No public school teacher has an unlimited right to free speech.  All rational teachers understand that there are limits to speech based not only on the lack of suitability of some language, ideas and beliefs for a given student audience, but based on the prevailing standards of their community.  There are also always curricular limitations imposed not only by a teacher’s discipline (math, English, science, etc.), but by the boundaries of the curriculum itself.

For example, considering Compton is an English teacher, it would be difficult indeed to imagine how stomping on the flag could possibly fit into any rational, professional English curriculum.  In the same way, it would be inherently reasonable to be suspicious of a teacher spending precious time praising Obamacare in a geometry class, or discussing their love life in chemistry.

Every teacher understands they must conform to the law, and to the rules and standards of their workplace.  Some states require a daily recitation of the Pledge of Allegiance.  Any teacher is free to feel such required expressions of loyalty are improper, and any student may refuse to recite the Pledge.  However, it is a part of the duty of that teacher to require students to stand during the recitation, and if they will not speak, to remain silent so as not to disrupt others.

One can argue that this is an intrusion on the conscience of that teacher, perhaps even a free speech violation, but the courts and the Constitution do not agree.  All jobs have some adult responsibilities, and a significant part of those responsibilities is the inculcation of the basic responsibilities of citizenship in students.  If a teacher must hold his tongue–or avoid stomping on the flag–in order to fulfill that responsibility, that is a small price to pay.  They always have the alternative of seeking other employment that more closely matches their sensibilities.

As an English teacher, surely Compton understands the power of symbolism.  It is highly likely he was stomping on the American flag precisely because he does understand that power and wanted to make his disdain for America speak as loudly and clearly as possible.  If he was indeed telling students that the cross and the American flag mean nothing, one should be more than concerned about his competence to teach English, for it would be demanding to find two symbols more imbued with meaning, history and emotion, and more likely to provoke a negative reaction when misused and misrepresented.

Any teacher should also realize that once they introduce partisan politics into the classroom, they severely limit their effectiveness and ability to reach every student.  They additionally stir up unnecessary and unwise controversy among parents and the community, two groups of citizens every teacher needs on their side.

Not every free speech issue is equal.  In teaching Adventures of Huckleberry Finn, it is impossible to avoid the word “nigger,” or to avoid speaking about the historical context of the work.  Yet some would surely object to even speaking the word.  However, completely teaching that American classic is eminently defensible, and an important part of any American literature curriculum.

How then do we interject stomping on the American flag into any curriculum, particularly when the teacher is apparently removing any reference to meaningful symbolism from the curricular table in the process?  If stomping on the flag truly means nothing, why do it?  What’s the lesson? What do students learn?

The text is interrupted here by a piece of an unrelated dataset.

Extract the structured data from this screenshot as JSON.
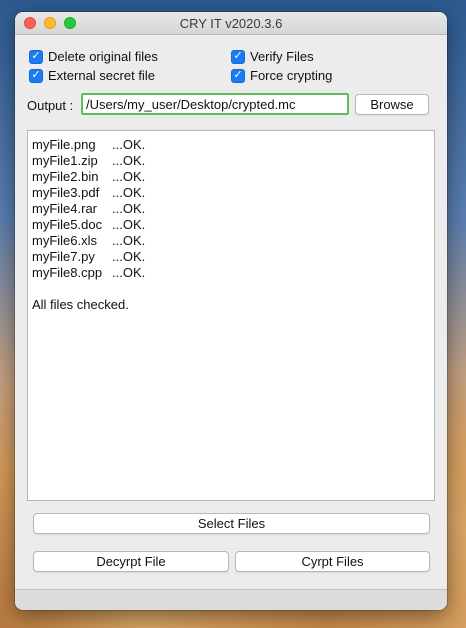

In this case, Mr. Compton stepped over–and on–the boundaries of the Constitution, of professional practice, of competent curriculum, of community standards, and of good taste.  His actions cannot be defended.